Osawatomie Graphic News (link to original article) John Brown’s daughter, Ruth, remembered her father as a loving, but sometimes stern father with whom she was very close. F.B. Sanborn quoted Ruth Brown in The Life and Letters of John Brown, published in 1891, who stated of John Brown “Whenever he and I were alone, he never failed to give me the best of advice, just as a true and anxious mother would give a daughter. He always seemed interested in my work, and would come around to look at it, when I was sewing or knitting; and when I was learning to spin he always praised me, if he saw that I was improving.
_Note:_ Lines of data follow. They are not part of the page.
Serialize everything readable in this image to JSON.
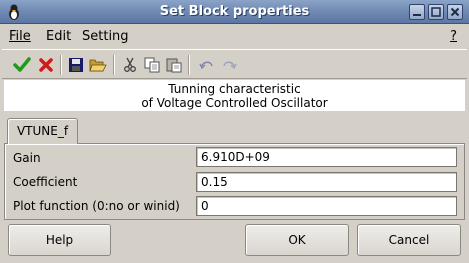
{
  "window": {
    "title": "Set Block properties",
    "controls": [
      "minimize",
      "maximize",
      "close"
    ]
  },
  "menu": {
    "file": "File",
    "edit": "Edit",
    "setting": "Setting",
    "help": "?"
  },
  "toolbar": {
    "icons": [
      "check-icon",
      "cancel-icon",
      "save-icon",
      "open-folder-icon",
      "cut-icon",
      "copy-icon",
      "paste-icon",
      "undo-icon",
      "redo-icon"
    ]
  },
  "description": {
    "line1": "Tunning characteristic",
    "line2": "of Voltage Controlled Oscillator"
  },
  "tab": {
    "label": "VTUNE_f"
  },
  "fields": [
    {
      "label": "Gain",
      "value": "6.910D+09"
    },
    {
      "label": "Coefficient",
      "value": "0.15"
    },
    {
      "label": "Plot function (0:no or winid)",
      "value": "0"
    }
  ],
  "buttons": {
    "help": "Help",
    "ok": "OK",
    "cancel": "Cancel"
  },
  "colors": {
    "titlebar": "#6f89b3",
    "check": "#1f9a1f",
    "cancel": "#d11a1a"
  }
}
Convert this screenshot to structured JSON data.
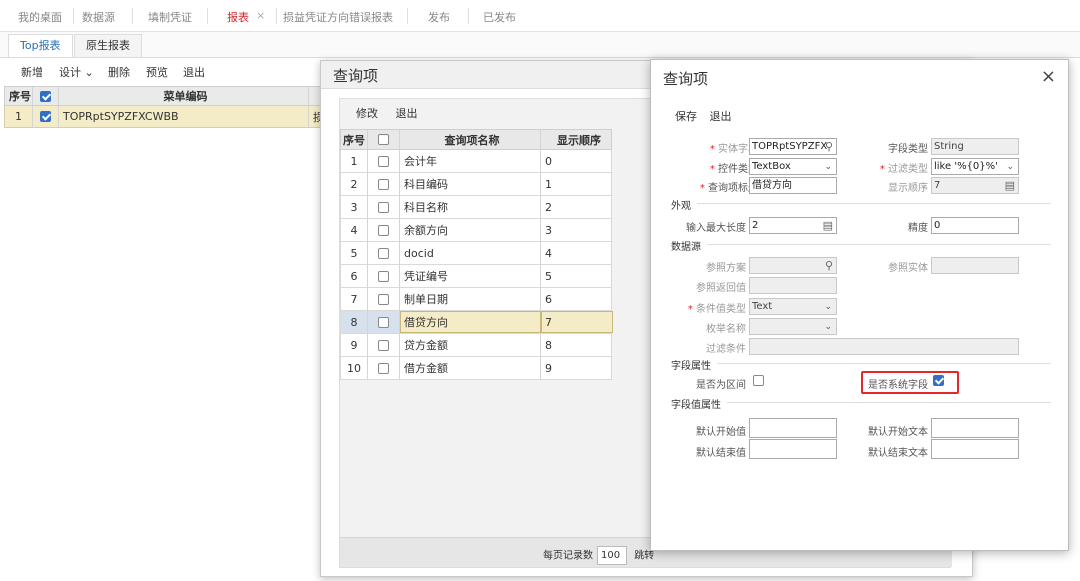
{
  "topbar": {
    "tabs": [
      "我的桌面",
      "数据源",
      "填制凭证",
      "报表",
      "损益凭证方向错误报表",
      "发布",
      "已发布"
    ],
    "active": "报表",
    "close_glyph": "×"
  },
  "subtabs": [
    "Top报表",
    "原生报表"
  ],
  "toolbar": {
    "new": "新增",
    "design": "设计",
    "delete": "删除",
    "preview": "预览",
    "exit": "退出"
  },
  "base_grid": {
    "headers": {
      "no": "序号",
      "code": "菜单编码"
    },
    "row": {
      "no": "1",
      "code": "TOPRptSYPZFXCWBB",
      "extra": "损"
    }
  },
  "dialog1": {
    "title": "查询项",
    "toolbar": {
      "modify": "修改",
      "exit": "退出"
    },
    "headers": {
      "no": "序号",
      "name": "查询项名称",
      "order": "显示顺序"
    },
    "rows": [
      {
        "no": "1",
        "name": "会计年",
        "order": "0"
      },
      {
        "no": "2",
        "name": "科目编码",
        "order": "1"
      },
      {
        "no": "3",
        "name": "科目名称",
        "order": "2"
      },
      {
        "no": "4",
        "name": "余额方向",
        "order": "3"
      },
      {
        "no": "5",
        "name": "docid",
        "order": "4"
      },
      {
        "no": "6",
        "name": "凭证编号",
        "order": "5"
      },
      {
        "no": "7",
        "name": "制单日期",
        "order": "6"
      },
      {
        "no": "8",
        "name": "借贷方向",
        "order": "7"
      },
      {
        "no": "9",
        "name": "贷方金额",
        "order": "8"
      },
      {
        "no": "10",
        "name": "借方金额",
        "order": "9"
      }
    ],
    "selected_row": "8",
    "footer": {
      "per_page_label": "每页记录数",
      "per_page_value": "100",
      "jump_label": "跳转"
    }
  },
  "dialog2": {
    "title": "查询项",
    "close": "×",
    "toolbar": {
      "save": "保存",
      "exit": "退出"
    },
    "fields": {
      "entity_field_label": "实体字段",
      "entity_field_value": "TOPRptSYPZFX",
      "field_type_label": "字段类型",
      "field_type_value": "String",
      "control_type_label": "控件类型",
      "control_type_value": "TextBox",
      "filter_type_label": "过滤类型",
      "filter_type_value": "like '%{0}%'",
      "query_title_label": "查询项标题",
      "query_title_value": "借贷方向",
      "display_order_label": "显示顺序",
      "display_order_value": "7"
    },
    "sections": {
      "appearance": "外观",
      "datasource": "数据源",
      "field_attr": "字段属性",
      "field_value_attr": "字段值属性"
    },
    "appearance": {
      "max_len_label": "输入最大长度",
      "max_len_value": "2",
      "precision_label": "精度",
      "precision_value": "0"
    },
    "datasource": {
      "ref_scheme": "参照方案",
      "ref_entity": "参照实体",
      "ref_return": "参照返回值",
      "cond_type_label": "条件值类型",
      "cond_type_value": "Text",
      "enum_name": "枚举名称",
      "filter_cond": "过滤条件"
    },
    "field_attr": {
      "is_range": "是否为区间",
      "is_system": "是否系统字段"
    },
    "field_value_attr": {
      "default_start": "默认开始值",
      "default_start_text": "默认开始文本",
      "default_end": "默认结束值",
      "default_end_text": "默认结束文本"
    }
  }
}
He used to say: ‘Try to do whatever you do in the very best possible manner.’”
Ruth Brown also stated that John Brown was a tender, affectionate father, and told of her baptism as a child “The first recollection I have of father was being carried through a piece of woods on Sunday, to attend a meeting held at a neighbor’s house. After we had been at the house a little while, father and mother stood up and held us, while a minister put water on our faces. After we sat down, father wiped my face with a brown silk handkerchief with yellow spots on it in diamond shape. It seemed beautiful to me, and I thought how good he was to wipe my face with that pretty handkerchief. He showed me a great deal of tenderness in that and other ways.”
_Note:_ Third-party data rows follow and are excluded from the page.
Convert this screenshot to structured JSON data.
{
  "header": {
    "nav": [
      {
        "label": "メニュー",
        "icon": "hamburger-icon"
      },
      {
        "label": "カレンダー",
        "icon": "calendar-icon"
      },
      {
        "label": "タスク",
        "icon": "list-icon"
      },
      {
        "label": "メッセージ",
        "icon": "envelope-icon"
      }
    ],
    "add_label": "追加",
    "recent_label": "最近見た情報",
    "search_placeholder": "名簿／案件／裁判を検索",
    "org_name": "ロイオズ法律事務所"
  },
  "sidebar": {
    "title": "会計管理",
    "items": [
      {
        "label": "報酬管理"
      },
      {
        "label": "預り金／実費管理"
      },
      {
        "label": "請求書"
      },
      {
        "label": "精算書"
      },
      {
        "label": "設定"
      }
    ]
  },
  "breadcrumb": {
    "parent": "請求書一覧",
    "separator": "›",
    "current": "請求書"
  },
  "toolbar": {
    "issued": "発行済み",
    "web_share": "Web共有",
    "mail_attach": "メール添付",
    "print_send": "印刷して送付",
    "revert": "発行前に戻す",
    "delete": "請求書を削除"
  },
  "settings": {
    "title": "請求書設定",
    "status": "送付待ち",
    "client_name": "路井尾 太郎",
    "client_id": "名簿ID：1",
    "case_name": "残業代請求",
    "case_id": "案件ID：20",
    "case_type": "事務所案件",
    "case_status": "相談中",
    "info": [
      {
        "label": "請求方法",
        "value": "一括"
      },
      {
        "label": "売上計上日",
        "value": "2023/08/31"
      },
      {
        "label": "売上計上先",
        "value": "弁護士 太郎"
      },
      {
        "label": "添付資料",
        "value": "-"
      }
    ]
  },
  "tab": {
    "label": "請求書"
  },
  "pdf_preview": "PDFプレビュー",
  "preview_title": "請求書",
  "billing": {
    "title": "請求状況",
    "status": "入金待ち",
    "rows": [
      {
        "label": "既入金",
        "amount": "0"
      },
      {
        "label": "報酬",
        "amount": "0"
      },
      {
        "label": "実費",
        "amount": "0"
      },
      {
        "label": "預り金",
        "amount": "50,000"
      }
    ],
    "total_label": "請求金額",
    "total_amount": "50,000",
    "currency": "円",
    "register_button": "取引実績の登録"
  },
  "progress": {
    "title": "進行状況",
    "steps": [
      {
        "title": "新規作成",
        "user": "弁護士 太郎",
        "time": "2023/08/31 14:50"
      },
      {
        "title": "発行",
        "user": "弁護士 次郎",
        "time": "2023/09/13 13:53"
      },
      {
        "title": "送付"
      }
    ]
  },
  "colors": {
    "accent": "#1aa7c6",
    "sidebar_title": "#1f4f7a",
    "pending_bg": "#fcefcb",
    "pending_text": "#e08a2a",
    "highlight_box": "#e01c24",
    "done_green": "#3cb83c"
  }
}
However, John Brown was stern with his children at times, but Brown’s views on child rearing changed as he grew older, and he became gentler with children. Ruth Brown stated “He sometimes seemed very stern and strict with me; yet his tenderness made me forget that he was stern.” Ruth Brown offered this insight into how John Brown’s view of rearing children changed as he grew older, for she reported “He told me, a few years before his death, to reason calmly with my children when they had done wrong, and in that way to encourage them to be truthful; and to never punish them, whatever they had done, if they told the truth about it.” Ruth Brown further related that John Brown told her, “If I had my life to live over again, I should do very differently with my children. I meant to do right, but I can see now where I failed.”
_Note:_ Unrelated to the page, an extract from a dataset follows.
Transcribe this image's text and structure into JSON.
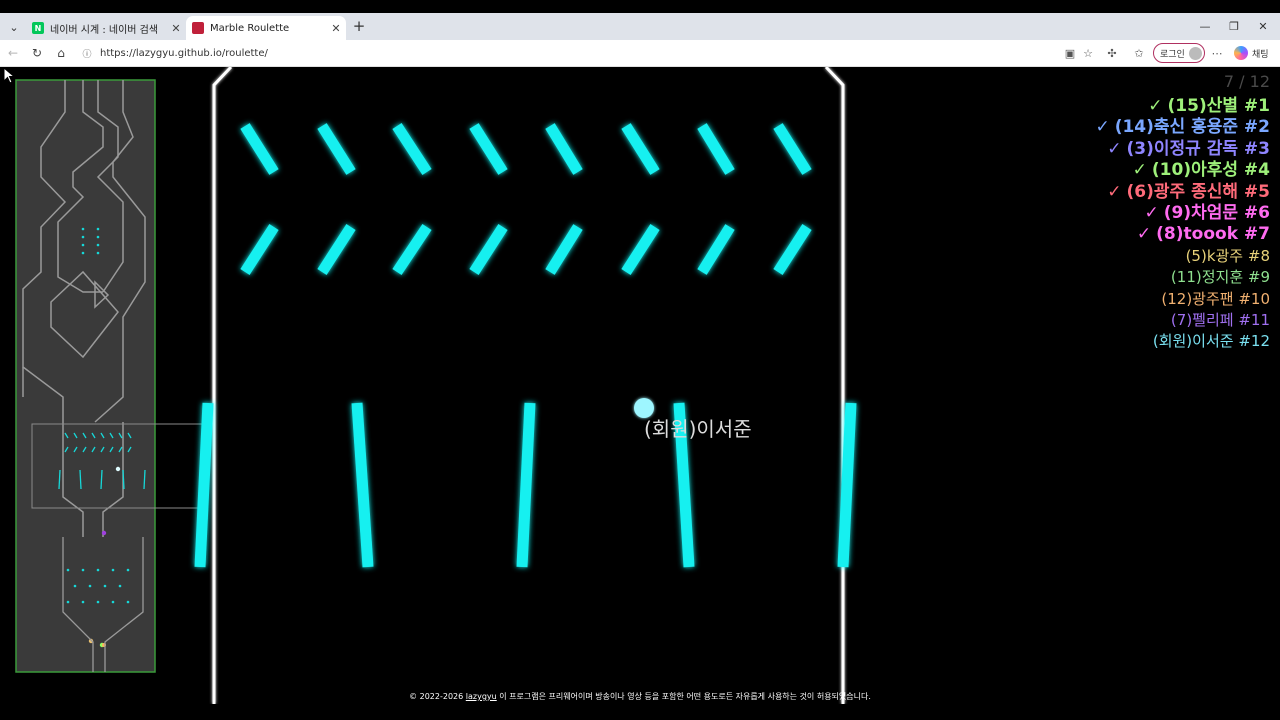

John Brown had a reputation for being a cold father who was so dedicated to the abolitionist cause that he was distant from his family. The reality is that John Brown was a loving father who cared deeply about his children. His views of child rearing children changed over time, and he learned to be more tender in dealing with children as he grew older. John Brown had many facets, and being a loving father was a shining aspect of his personality.—
Ruth Brown, the first daughter born to John Brown and Dianthe Lusk Brown, was born on the 18th of February 1829 in New Richmond, Crawford County, Pennsylvania. She married Henry W. Thompson in North Elba, Essex County, New York on the 26th of September, 1850. The Thompsons were neighbors of the Browns in North Elba, also known as Timbucktoo.
Ruth gave birth to 6 children, 4 of which grew to adulthood. The family moved to Put-In-Bay Ohio, to be near Ruth's brother John Brown, Jr in the 1860's. In 1884 the Thompson family moved westward to Pasadena California, and both Ruth and Henry lived out their lives there. Ruth left this mortal realm on 18th of January 1904 at the age of 75 years of age, and Henry followed her to heaven on the 8th of February 1911. They are both buried in the Mt View Cemetery in Pasadena California.